*** Excerpted data Section Begins ***
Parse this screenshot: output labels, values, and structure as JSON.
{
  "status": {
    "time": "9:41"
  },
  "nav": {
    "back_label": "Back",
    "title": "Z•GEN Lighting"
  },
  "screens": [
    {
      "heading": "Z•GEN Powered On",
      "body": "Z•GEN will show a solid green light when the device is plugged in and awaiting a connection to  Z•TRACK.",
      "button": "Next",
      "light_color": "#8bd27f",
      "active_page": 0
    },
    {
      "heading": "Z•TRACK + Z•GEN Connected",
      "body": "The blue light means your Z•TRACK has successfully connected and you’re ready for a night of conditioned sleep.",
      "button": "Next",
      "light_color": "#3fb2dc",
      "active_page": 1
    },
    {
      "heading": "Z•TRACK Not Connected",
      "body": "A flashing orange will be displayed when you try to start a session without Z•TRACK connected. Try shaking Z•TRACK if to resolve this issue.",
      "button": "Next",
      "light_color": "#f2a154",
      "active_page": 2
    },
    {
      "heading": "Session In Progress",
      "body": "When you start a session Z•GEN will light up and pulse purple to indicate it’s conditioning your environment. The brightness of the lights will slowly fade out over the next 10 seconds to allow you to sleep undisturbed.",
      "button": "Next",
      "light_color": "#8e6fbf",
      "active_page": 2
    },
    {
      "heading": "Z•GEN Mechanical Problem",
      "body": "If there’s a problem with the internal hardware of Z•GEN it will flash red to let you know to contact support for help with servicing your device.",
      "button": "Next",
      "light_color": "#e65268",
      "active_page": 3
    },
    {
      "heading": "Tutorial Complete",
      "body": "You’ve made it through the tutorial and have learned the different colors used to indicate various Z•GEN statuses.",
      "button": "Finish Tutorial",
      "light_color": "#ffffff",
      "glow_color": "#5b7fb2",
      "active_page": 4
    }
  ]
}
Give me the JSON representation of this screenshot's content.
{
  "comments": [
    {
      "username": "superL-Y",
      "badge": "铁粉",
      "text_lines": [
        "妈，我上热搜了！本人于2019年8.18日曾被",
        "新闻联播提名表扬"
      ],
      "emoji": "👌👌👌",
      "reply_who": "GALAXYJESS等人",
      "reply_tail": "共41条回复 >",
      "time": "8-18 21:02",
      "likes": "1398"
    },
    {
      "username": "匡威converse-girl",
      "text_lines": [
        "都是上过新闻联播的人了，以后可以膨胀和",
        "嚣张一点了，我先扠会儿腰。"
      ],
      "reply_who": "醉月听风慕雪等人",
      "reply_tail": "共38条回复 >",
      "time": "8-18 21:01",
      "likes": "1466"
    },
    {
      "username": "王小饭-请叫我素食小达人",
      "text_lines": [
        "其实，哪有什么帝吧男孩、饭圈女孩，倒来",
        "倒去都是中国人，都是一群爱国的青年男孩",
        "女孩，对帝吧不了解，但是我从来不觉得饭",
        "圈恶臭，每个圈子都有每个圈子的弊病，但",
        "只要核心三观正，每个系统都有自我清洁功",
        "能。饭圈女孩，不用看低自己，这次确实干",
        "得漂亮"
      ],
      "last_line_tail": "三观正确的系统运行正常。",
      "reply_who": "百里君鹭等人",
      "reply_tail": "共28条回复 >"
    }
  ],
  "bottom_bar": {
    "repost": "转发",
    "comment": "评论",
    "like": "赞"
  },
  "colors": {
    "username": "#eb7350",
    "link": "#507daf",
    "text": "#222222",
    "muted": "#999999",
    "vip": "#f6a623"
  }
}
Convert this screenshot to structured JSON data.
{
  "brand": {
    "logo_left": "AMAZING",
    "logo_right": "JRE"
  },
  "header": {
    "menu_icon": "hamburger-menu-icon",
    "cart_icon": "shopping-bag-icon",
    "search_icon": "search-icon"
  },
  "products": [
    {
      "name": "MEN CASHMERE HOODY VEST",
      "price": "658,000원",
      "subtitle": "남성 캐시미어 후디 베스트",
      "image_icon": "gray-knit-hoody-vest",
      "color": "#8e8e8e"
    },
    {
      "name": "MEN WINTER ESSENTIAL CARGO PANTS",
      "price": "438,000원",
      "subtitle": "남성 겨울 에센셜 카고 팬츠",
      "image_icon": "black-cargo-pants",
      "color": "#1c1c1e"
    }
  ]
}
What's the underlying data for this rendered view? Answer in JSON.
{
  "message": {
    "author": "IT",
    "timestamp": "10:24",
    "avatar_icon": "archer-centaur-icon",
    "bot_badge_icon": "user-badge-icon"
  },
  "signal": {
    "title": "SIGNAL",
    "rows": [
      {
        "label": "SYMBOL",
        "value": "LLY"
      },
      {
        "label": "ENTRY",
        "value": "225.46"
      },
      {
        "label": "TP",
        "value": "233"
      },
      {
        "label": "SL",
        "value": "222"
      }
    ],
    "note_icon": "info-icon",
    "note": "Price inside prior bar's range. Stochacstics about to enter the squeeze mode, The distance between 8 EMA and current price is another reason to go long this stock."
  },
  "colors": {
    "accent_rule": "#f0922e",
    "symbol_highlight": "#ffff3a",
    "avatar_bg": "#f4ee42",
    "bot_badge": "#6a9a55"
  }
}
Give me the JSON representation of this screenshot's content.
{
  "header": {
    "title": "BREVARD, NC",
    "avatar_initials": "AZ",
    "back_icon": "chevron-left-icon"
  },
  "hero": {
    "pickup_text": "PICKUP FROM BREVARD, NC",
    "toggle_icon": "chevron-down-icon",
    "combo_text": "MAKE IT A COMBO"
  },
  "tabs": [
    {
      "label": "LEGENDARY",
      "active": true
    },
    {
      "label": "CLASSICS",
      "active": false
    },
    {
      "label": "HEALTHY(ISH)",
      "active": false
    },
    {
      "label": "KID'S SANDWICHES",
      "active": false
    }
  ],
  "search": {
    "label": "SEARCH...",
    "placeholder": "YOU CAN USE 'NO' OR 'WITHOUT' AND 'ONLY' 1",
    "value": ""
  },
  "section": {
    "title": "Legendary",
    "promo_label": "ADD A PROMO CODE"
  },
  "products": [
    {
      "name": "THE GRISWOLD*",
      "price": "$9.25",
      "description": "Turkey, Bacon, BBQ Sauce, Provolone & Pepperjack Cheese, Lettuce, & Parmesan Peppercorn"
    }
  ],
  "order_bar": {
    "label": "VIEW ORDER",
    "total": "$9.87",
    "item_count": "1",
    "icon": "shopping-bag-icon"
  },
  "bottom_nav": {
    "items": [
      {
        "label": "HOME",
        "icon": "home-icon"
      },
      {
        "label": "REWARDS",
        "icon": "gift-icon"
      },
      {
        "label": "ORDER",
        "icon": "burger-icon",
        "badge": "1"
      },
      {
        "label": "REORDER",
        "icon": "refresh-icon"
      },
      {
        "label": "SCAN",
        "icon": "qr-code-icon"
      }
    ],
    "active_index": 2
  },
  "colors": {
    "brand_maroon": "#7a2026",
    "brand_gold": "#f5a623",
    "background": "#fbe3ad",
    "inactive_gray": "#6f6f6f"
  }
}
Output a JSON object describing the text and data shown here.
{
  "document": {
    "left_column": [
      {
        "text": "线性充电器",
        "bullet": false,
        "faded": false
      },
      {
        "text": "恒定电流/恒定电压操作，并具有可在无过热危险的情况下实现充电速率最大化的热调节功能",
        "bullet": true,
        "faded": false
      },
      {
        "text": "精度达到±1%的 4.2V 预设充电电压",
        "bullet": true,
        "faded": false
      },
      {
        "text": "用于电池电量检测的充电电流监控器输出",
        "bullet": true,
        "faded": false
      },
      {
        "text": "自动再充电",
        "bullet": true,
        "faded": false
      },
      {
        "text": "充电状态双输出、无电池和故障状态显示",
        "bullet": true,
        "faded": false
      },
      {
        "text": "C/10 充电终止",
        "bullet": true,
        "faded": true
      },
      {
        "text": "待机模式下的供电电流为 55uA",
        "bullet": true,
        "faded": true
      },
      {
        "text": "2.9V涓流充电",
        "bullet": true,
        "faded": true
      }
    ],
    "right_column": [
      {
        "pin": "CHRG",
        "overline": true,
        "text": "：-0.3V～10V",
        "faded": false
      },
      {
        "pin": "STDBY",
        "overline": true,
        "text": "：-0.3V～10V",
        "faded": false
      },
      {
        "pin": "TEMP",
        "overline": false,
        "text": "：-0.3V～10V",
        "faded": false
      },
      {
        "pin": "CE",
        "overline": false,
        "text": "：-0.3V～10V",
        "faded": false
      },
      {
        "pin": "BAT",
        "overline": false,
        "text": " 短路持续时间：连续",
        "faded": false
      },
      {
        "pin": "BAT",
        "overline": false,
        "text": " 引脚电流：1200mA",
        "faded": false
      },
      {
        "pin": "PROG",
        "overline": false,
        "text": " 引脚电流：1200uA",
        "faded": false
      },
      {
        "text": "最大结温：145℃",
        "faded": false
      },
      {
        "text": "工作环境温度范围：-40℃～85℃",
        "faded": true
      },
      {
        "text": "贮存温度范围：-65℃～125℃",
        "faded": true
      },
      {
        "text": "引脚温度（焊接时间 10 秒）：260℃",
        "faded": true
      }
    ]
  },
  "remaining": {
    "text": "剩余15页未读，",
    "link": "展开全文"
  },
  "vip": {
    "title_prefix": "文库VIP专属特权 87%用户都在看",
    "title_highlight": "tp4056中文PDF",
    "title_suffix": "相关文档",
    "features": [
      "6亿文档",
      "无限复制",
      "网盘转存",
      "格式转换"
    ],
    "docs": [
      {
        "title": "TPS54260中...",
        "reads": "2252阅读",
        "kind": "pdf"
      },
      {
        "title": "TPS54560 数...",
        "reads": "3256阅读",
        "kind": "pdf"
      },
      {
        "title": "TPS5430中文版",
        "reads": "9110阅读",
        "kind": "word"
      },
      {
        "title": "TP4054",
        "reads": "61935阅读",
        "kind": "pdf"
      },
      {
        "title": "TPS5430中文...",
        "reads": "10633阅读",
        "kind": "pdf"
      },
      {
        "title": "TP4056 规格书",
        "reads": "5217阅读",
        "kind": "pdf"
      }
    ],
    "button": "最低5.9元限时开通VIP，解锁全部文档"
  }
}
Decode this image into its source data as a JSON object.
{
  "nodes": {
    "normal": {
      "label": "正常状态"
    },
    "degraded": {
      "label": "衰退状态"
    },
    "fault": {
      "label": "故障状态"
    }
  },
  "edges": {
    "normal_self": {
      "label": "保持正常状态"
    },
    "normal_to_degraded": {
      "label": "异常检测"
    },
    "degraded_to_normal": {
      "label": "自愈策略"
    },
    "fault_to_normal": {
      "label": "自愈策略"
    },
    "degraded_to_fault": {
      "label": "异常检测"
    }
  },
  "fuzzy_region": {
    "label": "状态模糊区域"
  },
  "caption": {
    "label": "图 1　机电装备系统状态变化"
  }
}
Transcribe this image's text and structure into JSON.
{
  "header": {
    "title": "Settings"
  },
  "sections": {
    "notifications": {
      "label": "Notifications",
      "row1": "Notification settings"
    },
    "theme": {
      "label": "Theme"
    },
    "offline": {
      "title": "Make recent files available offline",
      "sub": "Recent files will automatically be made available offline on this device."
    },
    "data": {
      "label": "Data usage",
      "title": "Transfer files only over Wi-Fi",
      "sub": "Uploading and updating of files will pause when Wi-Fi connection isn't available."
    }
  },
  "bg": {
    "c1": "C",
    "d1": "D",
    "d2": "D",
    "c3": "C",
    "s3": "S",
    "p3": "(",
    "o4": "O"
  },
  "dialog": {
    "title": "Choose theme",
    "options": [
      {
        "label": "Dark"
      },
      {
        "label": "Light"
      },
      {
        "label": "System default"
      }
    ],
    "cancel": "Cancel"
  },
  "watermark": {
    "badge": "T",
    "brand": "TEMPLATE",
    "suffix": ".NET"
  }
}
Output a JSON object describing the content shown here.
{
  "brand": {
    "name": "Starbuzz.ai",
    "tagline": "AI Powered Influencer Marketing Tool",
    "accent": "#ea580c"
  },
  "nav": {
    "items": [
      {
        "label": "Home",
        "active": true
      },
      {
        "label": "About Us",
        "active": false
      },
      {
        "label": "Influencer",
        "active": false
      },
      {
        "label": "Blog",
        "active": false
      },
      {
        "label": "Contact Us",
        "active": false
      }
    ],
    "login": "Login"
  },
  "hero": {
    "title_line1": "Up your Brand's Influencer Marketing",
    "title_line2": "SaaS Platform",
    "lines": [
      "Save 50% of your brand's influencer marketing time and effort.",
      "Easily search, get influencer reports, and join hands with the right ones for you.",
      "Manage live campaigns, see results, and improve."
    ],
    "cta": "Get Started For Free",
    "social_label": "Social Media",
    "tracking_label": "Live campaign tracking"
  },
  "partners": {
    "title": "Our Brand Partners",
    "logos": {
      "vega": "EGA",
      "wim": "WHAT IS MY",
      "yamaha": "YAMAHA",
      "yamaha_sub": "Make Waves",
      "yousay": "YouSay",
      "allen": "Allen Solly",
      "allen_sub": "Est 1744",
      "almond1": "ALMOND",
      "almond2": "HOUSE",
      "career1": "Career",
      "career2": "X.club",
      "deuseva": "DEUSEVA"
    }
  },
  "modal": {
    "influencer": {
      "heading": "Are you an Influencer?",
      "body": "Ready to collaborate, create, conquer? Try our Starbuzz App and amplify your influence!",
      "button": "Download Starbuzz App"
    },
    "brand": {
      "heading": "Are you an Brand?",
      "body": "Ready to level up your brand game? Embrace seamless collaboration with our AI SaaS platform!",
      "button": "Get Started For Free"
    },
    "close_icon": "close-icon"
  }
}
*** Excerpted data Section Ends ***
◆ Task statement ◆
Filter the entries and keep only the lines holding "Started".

◆ Worked solution ◆
    "cta": "Get Started For Free",
      "button": "Get Started For Free"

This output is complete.